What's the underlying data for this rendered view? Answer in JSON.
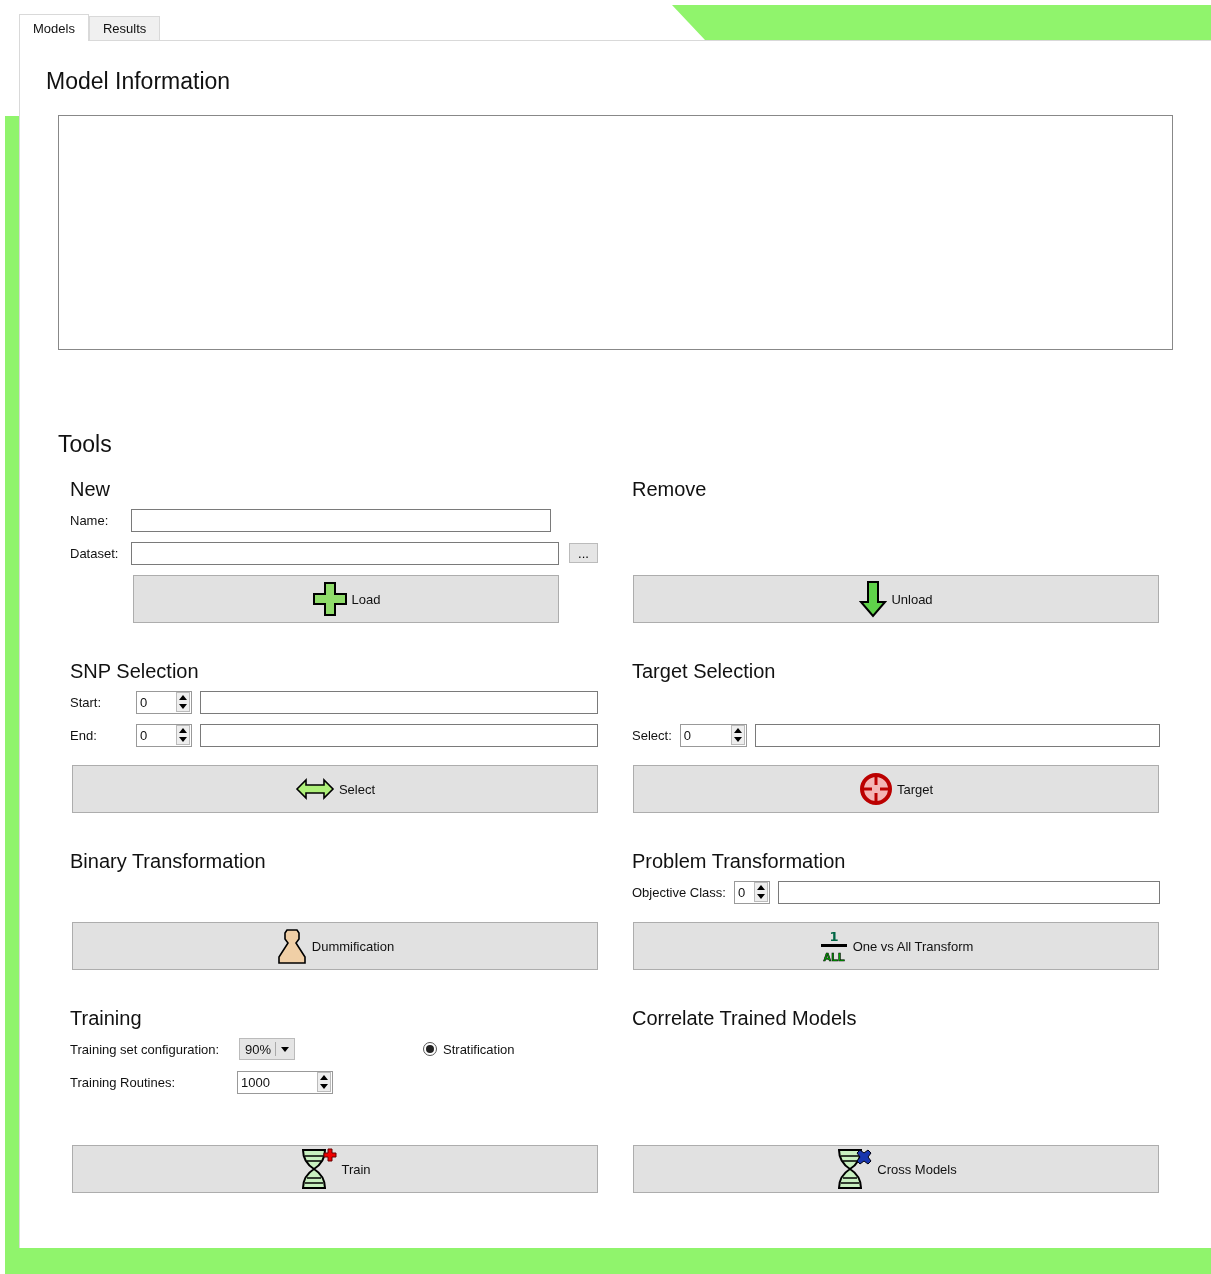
{
  "tabs": [
    {
      "label": "Models",
      "selected": true
    },
    {
      "label": "Results",
      "selected": false
    }
  ],
  "model_information": {
    "title": "Model Information"
  },
  "tools": {
    "title": "Tools",
    "sections": [
      {
        "title": "New",
        "rows": [
          {
            "kind": "text",
            "label": "Name:"
          },
          {
            "kind": "text",
            "label": "Dataset:",
            "browse": "..."
          }
        ],
        "button": {
          "label": "Load"
        }
      },
      {
        "title": "Remove",
        "button": {
          "label": "Unload"
        }
      },
      {
        "title": "SNP Selection",
        "rows": [
          {
            "kind": "spin-text",
            "label": "Start:",
            "value": "0"
          },
          {
            "kind": "spin-text",
            "label": "End:",
            "value": "0"
          }
        ],
        "button": {
          "label": "Select"
        }
      },
      {
        "title": "Target Selection",
        "rows": [
          {
            "kind": "spin-text",
            "label": "Select:",
            "value": "0"
          }
        ],
        "button": {
          "label": "Target"
        }
      },
      {
        "title": "Binary Transformation",
        "button": {
          "label": "Dummification"
        }
      },
      {
        "title": "Problem Transformation",
        "rows": [
          {
            "kind": "spin-text",
            "label": "Objective Class:",
            "value": "0"
          }
        ],
        "button": {
          "label": "One vs All Transform",
          "icon_text": [
            "1",
            "ALL"
          ]
        }
      },
      {
        "title": "Training",
        "rows": [
          {
            "kind": "combo",
            "label": "Training set configuration:",
            "value": "90%",
            "radio": {
              "label": "Stratification",
              "selected": true
            }
          },
          {
            "kind": "spin",
            "label": "Training Routines:",
            "value": "1000"
          }
        ],
        "button": {
          "label": "Train"
        }
      },
      {
        "title": "Correlate Trained Models",
        "button": {
          "label": "Cross Models"
        }
      }
    ]
  }
}
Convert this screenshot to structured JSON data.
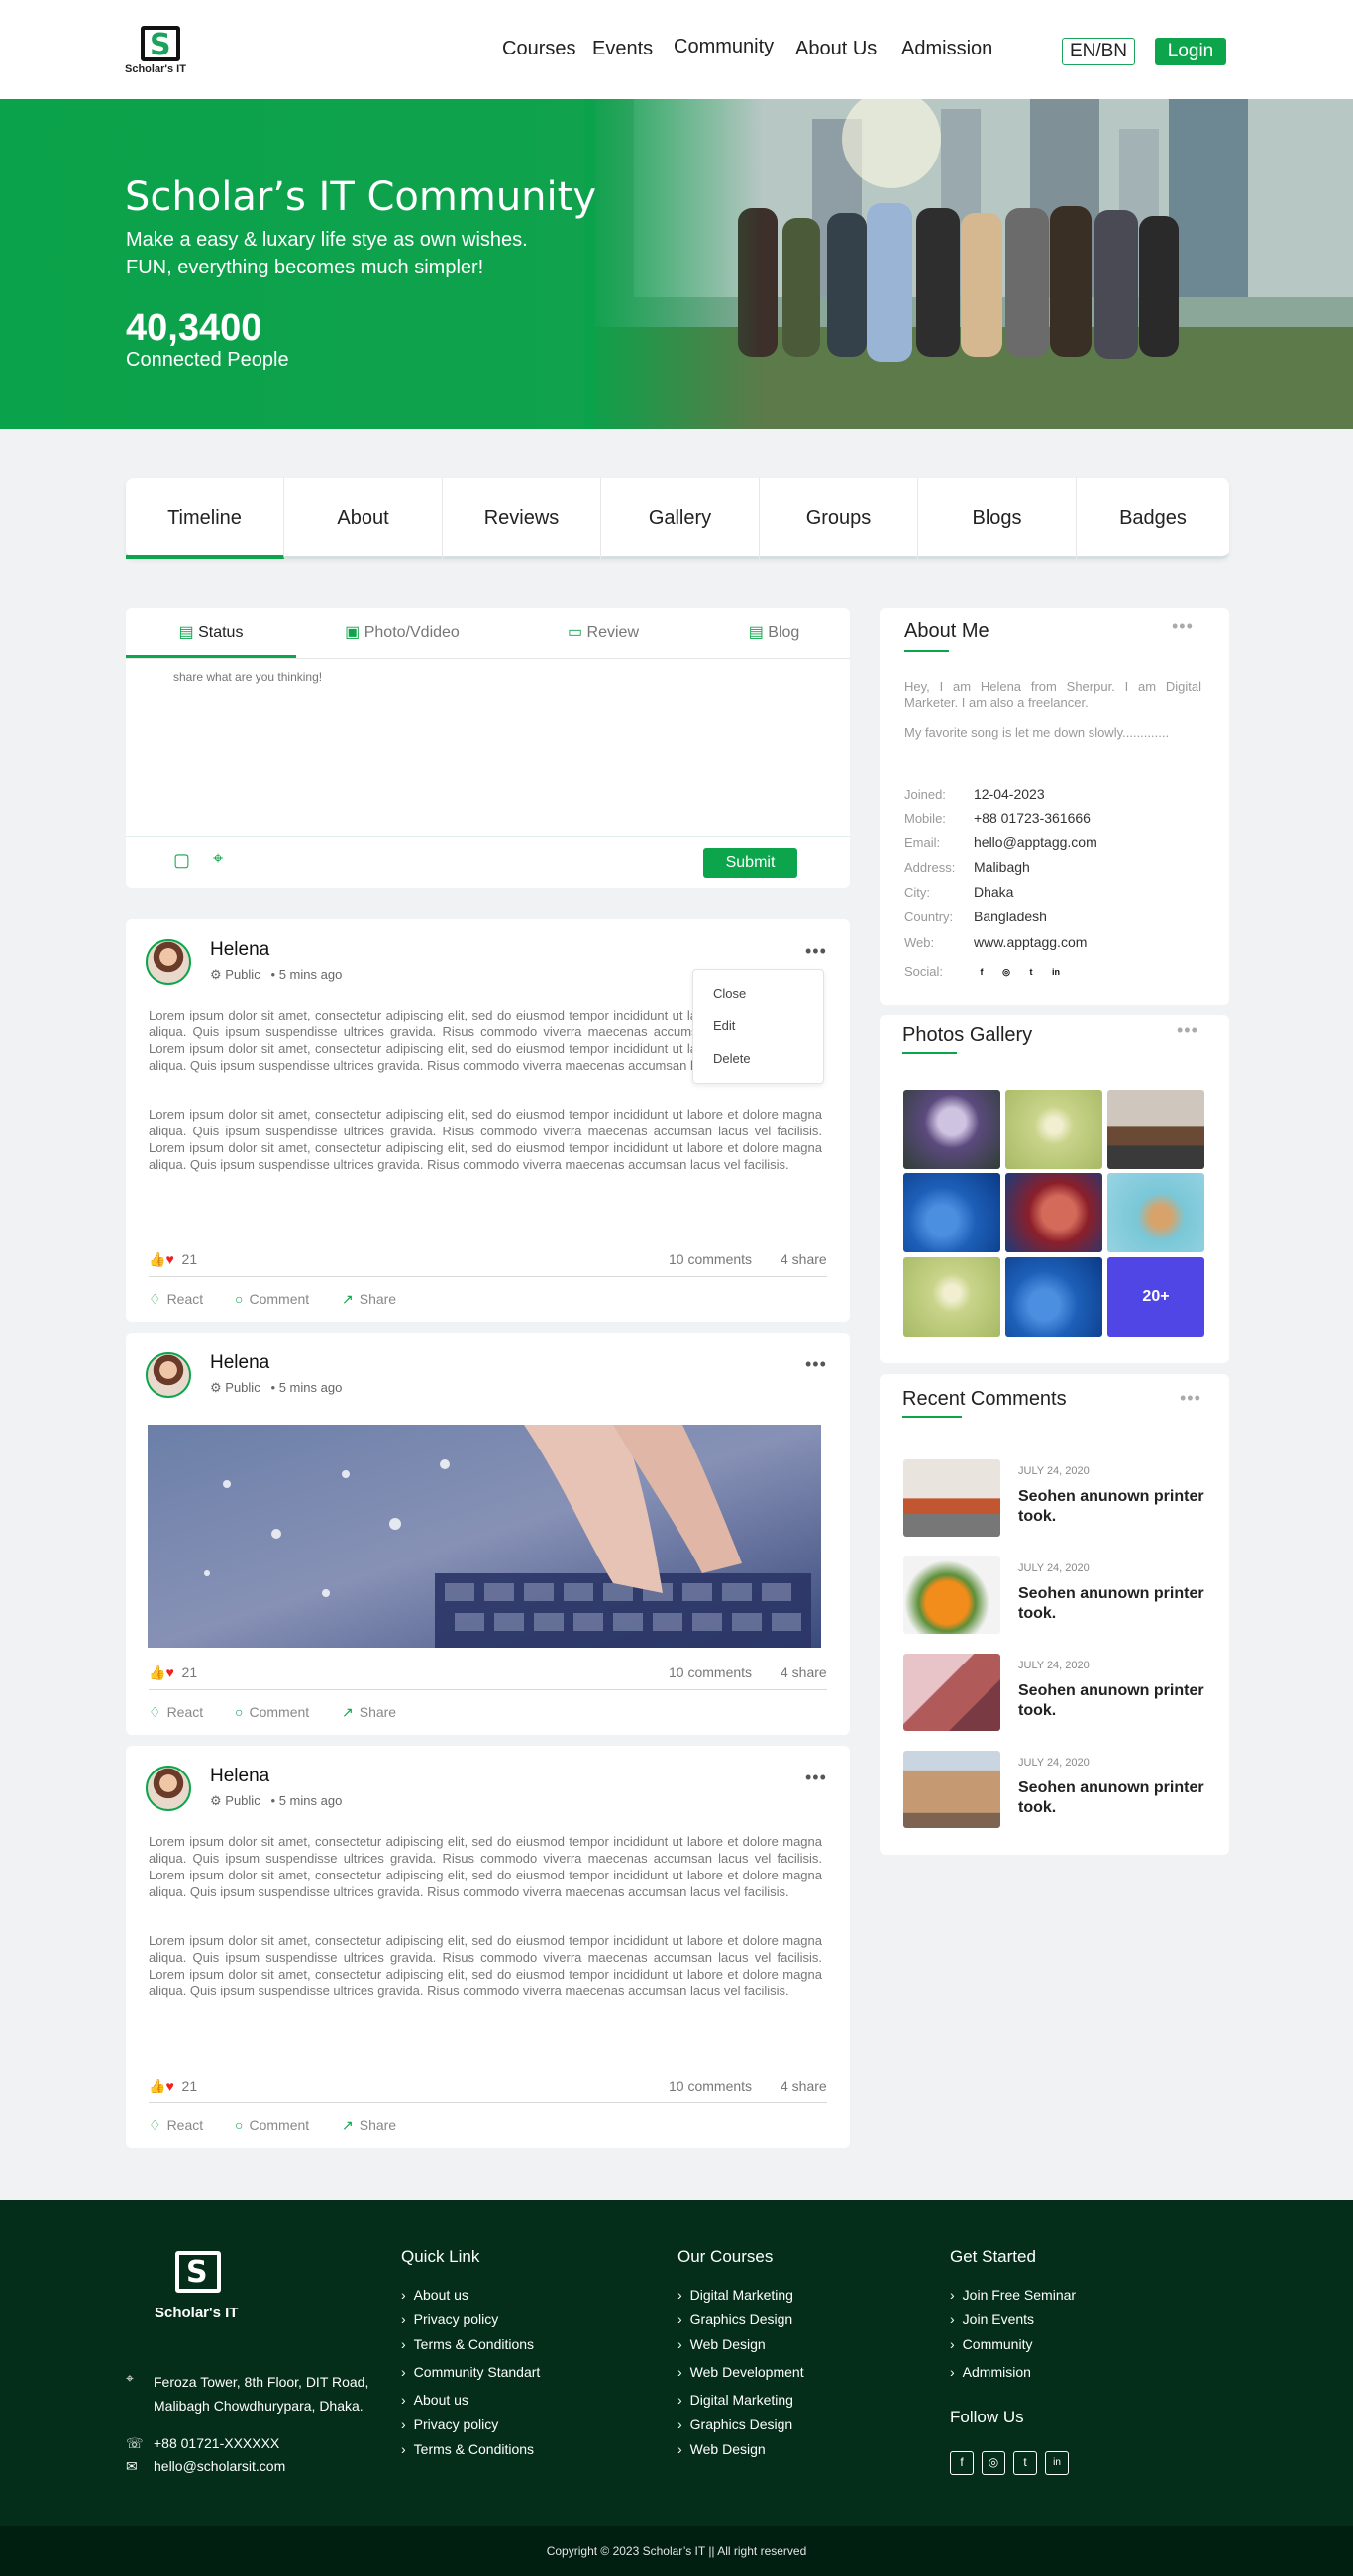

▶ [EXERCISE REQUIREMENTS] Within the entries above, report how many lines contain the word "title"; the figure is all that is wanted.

▶ [ANSWER BOX] 10